2. Future Orientation: Some countries place high value on the collective encouragement and reward of future oriented behaviors such as planning and delaying gratification (Singapore) while others do not (Russia).

3, Gender Egalitarianism: This is the extent to which we seek to minimize or maximize the differences between men and women. A country such as Russia has a very high level of gender equality while South Korea has a low score in egalitarianism

4. Assertiveness: This refers to beliefs as to whether people should be encouraged to be assertive, aggressive and tough, or nonassertive, nonaggressive, and tender in social relationships. The country of Nigeria has a high level of assertiveness while Switzerland has low assertiveness.

5. Individualism vs. Collectivism: Individualism pertains to ties between individuals which are loose while collectivism embraces the integration of strong, cohesive in-groups. Brazil is a highly individualistic nation while South Korea is a very collective culture.

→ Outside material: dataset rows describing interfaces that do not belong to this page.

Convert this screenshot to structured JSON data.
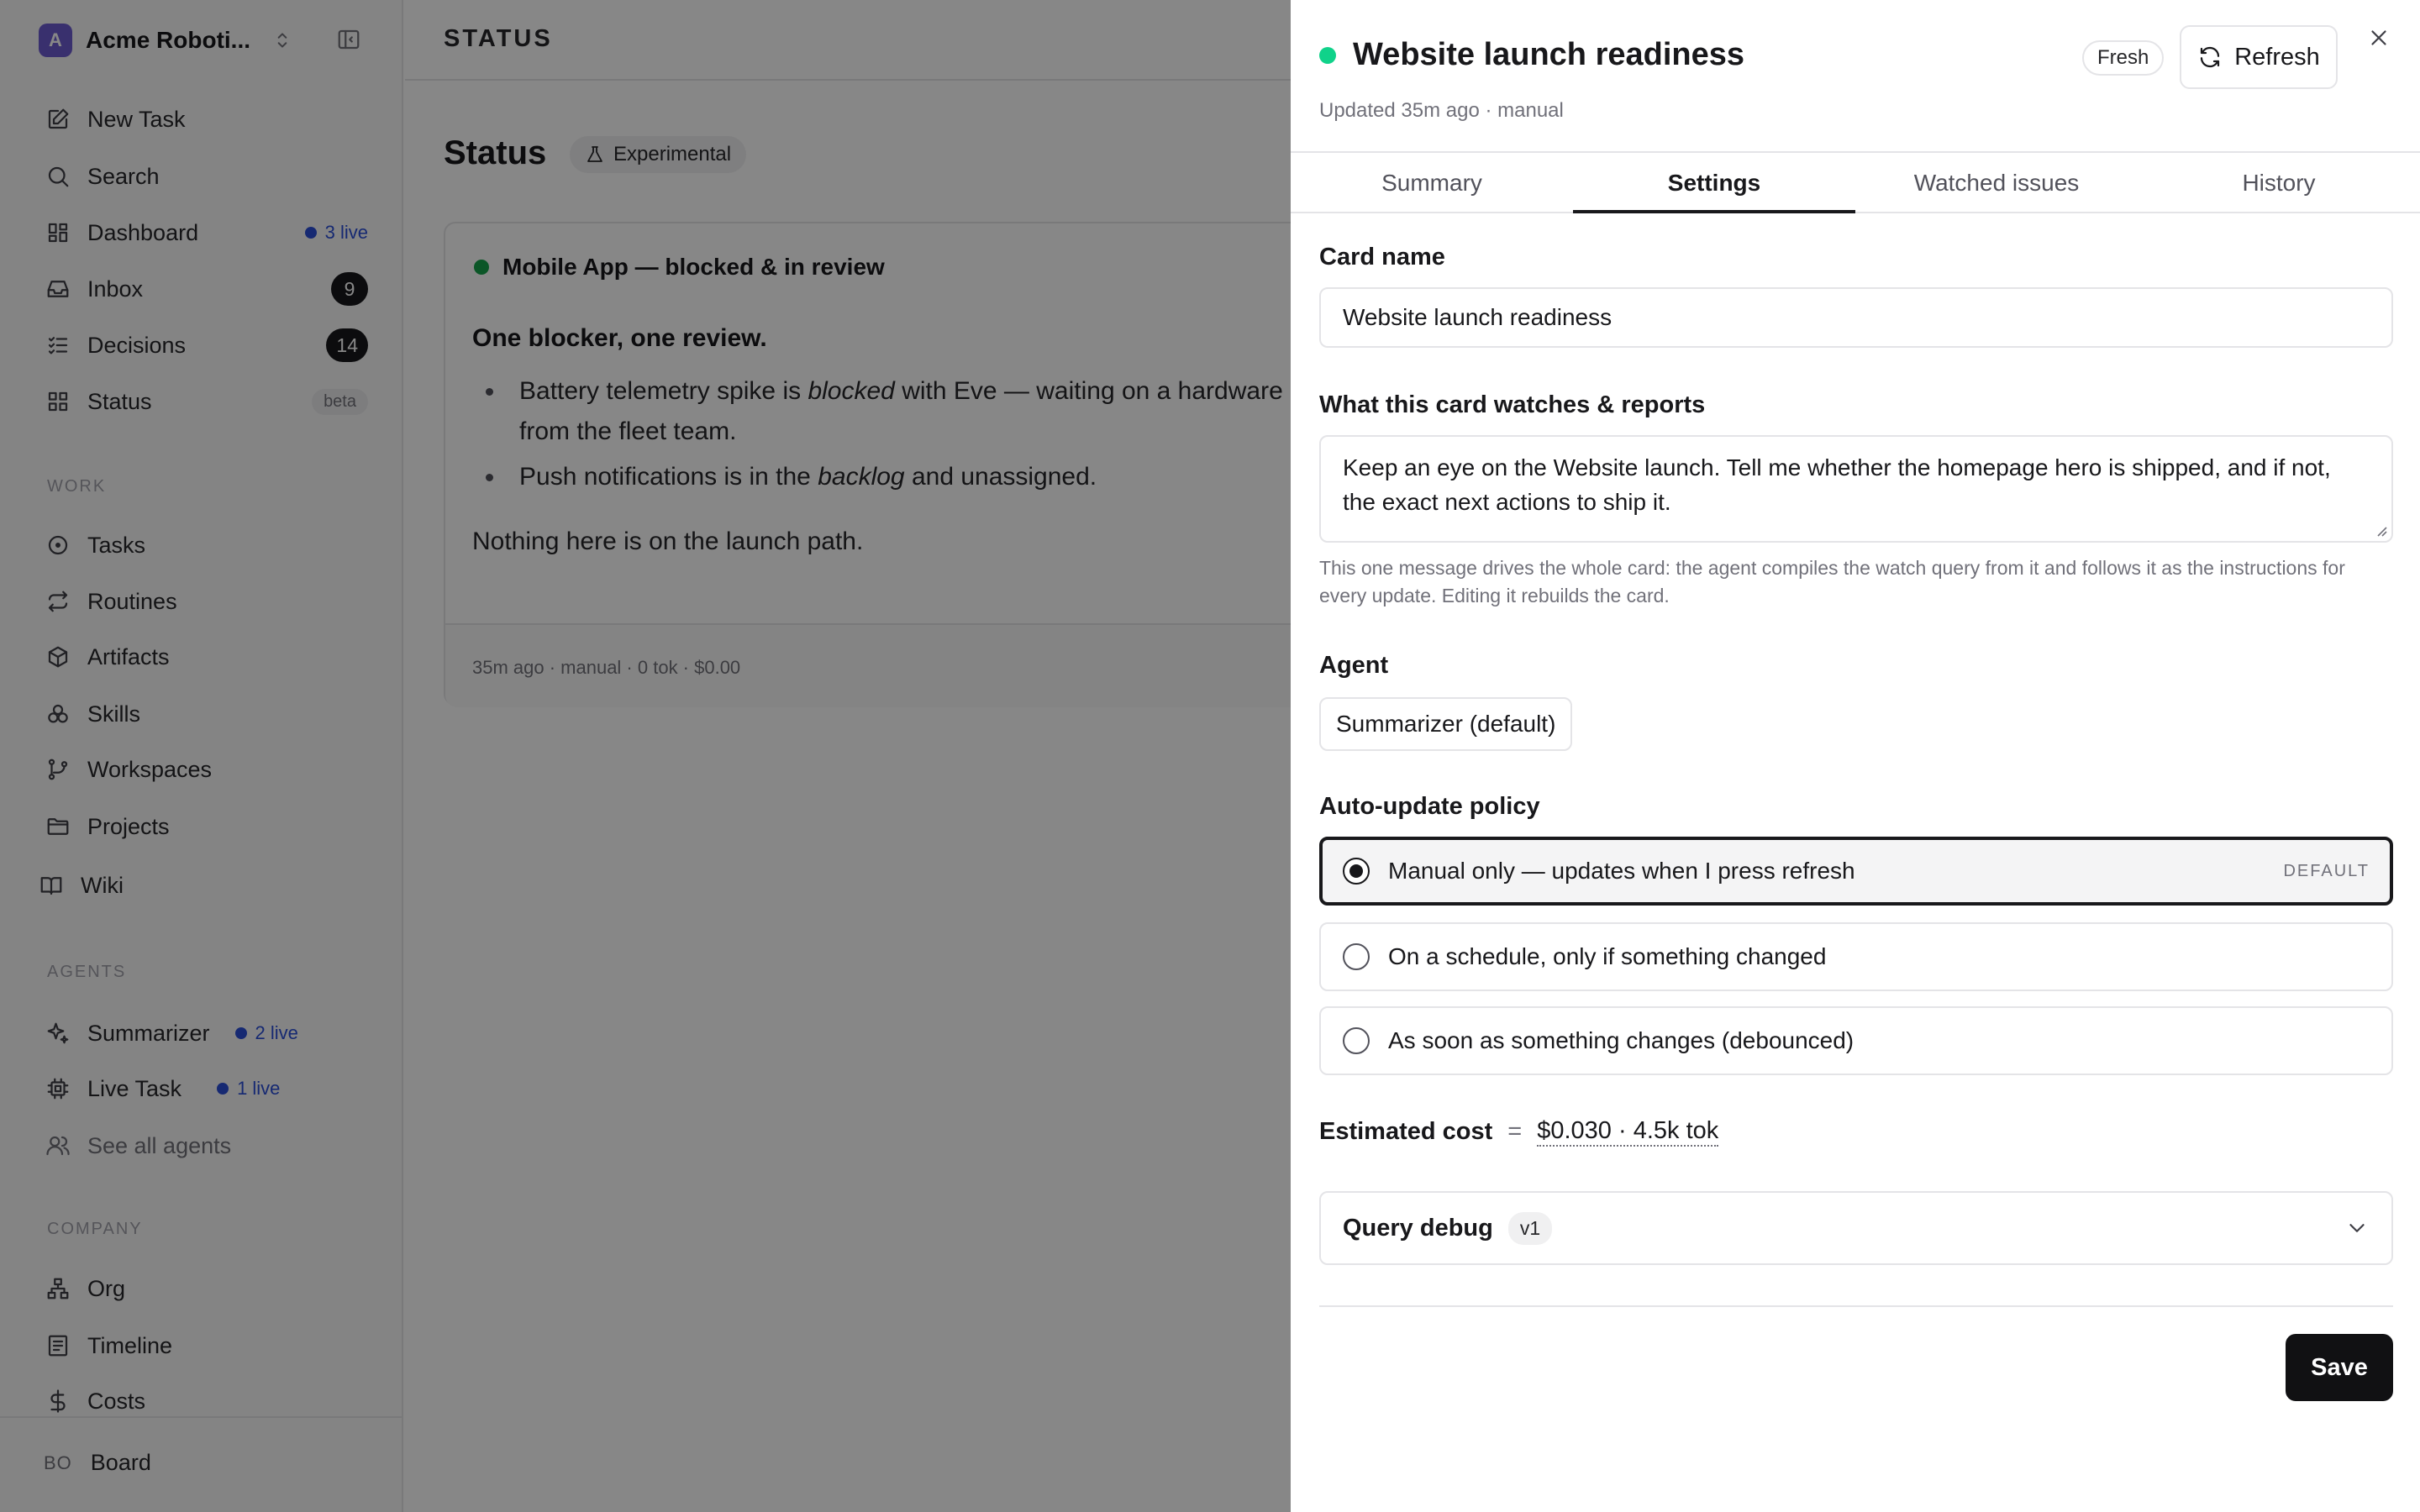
{
  "workspace": {
    "logo_letter": "A",
    "name": "Acme Roboti..."
  },
  "nav": {
    "new_task": "New Task",
    "search": "Search",
    "dashboard": {
      "label": "Dashboard",
      "live": "3 live"
    },
    "inbox": {
      "label": "Inbox",
      "count": "9"
    },
    "decisions": {
      "label": "Decisions",
      "count": "14"
    },
    "status": {
      "label": "Status",
      "badge": "beta"
    }
  },
  "sections": {
    "work": "WORK",
    "agents": "AGENTS",
    "company": "COMPANY"
  },
  "work": [
    "Tasks",
    "Routines",
    "Artifacts",
    "Skills",
    "Workspaces",
    "Projects",
    "Wiki"
  ],
  "agents": {
    "summarizer": {
      "label": "Summarizer",
      "live": "2 live"
    },
    "live_task": {
      "label": "Live Task",
      "live": "1 live"
    },
    "see_all": "See all agents"
  },
  "company": [
    "Org",
    "Timeline",
    "Costs"
  ],
  "user": {
    "initials": "BO",
    "name": "Board"
  },
  "main": {
    "breadcrumb": "STATUS",
    "title": "Status",
    "badge": "Experimental",
    "card": {
      "title": "Mobile App — blocked & in review",
      "lead": "One blocker, one review.",
      "b1_pre": "Battery telemetry spike is ",
      "b1_em": "blocked",
      "b1_post": " with Eve — waiting on a hardware",
      "b1_line2": "from the fleet team.",
      "b2_pre": "Push notifications is in the ",
      "b2_em": "backlog",
      "b2_post": " and unassigned.",
      "footer_text": "Nothing here is on the launch path.",
      "meta": "35m ago · manual · 0 tok · $0.00"
    }
  },
  "drawer": {
    "title": "Website launch readiness",
    "subtitle": "Updated 35m ago · manual",
    "fresh": "Fresh",
    "refresh": "Refresh",
    "tabs": [
      "Summary",
      "Settings",
      "Watched issues",
      "History"
    ],
    "card_name_label": "Card name",
    "card_name_value": "Website launch readiness",
    "watch_label": "What this card watches & reports",
    "watch_text": "Keep an eye on the Website launch. Tell me whether the homepage hero is shipped, and if not, the exact next actions to ship it.",
    "help_text": "This one message drives the whole card: the agent compiles the watch query from it and follows it as the instructions for every update. Editing it rebuilds the card.",
    "agent_label": "Agent",
    "agent_value": "Summarizer (default)",
    "policy_label": "Auto-update policy",
    "policy_options": [
      "Manual only — updates when I press refresh",
      "On a schedule, only if something changed",
      "As soon as something changes (debounced)"
    ],
    "policy_default_tag": "DEFAULT",
    "cost_label": "Estimated cost",
    "cost_eq": "=",
    "cost_value": "$0.030 · 4.5k tok",
    "debug_label": "Query debug",
    "debug_version": "v1",
    "save": "Save"
  },
  "colors": {
    "accent": "#2b4fd8",
    "fresh_dot": "#10d28a",
    "card_dot": "#16a34a",
    "logo": "#6d5bd0"
  }
}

6. Power Distance: This exemplifies the extent to which the community accepts and endorses authority, power differences and status privileges. Nigeria has a high power distance score while Denmark has a low score.

7. Humane Orientation: This category explains whether a society possesses the values of altruism, benevolence, kindness, love and generosity as motivating forces in a person’s behavior. The Philippines has a very high humane orientation while Germany scores low.

8. Uncertainty Avoidance: This is the extent to which ambiguous situations  are threatening to individuals, to which rules and orders are preferred and to which uncertainty is tolerated.  Switzerland has high uncertainty avoidance while Russia has low avoidance tendencies.

The ability to be a cultural catalyst is a skill which is increasing in demand in today’s global business world. The ability to understand and respond to major cultural differences such as the ones highlighted in the GLOBE study are essential skills for modern leaders!


[1] House, R., Hanges, P.J., Javidan, M., Dorfman, P.W., & Gupta, V. (2004). Culture, leadership, and organizations: The GLOBE study of 62 societies. Thousand Oaks, CA: Sage Publications.